Where the data below has the string "shield", return the whole line.

....

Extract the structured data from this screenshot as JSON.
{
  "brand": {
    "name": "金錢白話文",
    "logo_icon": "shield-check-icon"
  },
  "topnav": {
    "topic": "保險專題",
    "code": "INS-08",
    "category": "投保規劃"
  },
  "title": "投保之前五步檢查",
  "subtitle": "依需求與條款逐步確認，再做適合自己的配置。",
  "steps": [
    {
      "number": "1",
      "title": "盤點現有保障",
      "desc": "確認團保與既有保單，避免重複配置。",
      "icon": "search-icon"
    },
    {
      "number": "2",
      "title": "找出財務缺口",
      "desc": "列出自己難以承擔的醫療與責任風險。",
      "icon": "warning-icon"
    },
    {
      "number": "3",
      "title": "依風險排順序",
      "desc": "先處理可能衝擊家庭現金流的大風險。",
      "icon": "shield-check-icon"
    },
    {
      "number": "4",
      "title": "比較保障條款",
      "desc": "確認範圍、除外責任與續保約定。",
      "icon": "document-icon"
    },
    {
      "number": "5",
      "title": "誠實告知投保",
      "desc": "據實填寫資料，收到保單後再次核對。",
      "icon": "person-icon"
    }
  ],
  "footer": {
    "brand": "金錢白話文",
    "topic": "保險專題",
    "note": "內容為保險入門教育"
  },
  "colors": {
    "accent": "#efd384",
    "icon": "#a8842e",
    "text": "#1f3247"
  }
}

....

**YOUR RESPONSE**
    "logo_icon": "shield-check-icon"
      "icon": "shield-check-icon"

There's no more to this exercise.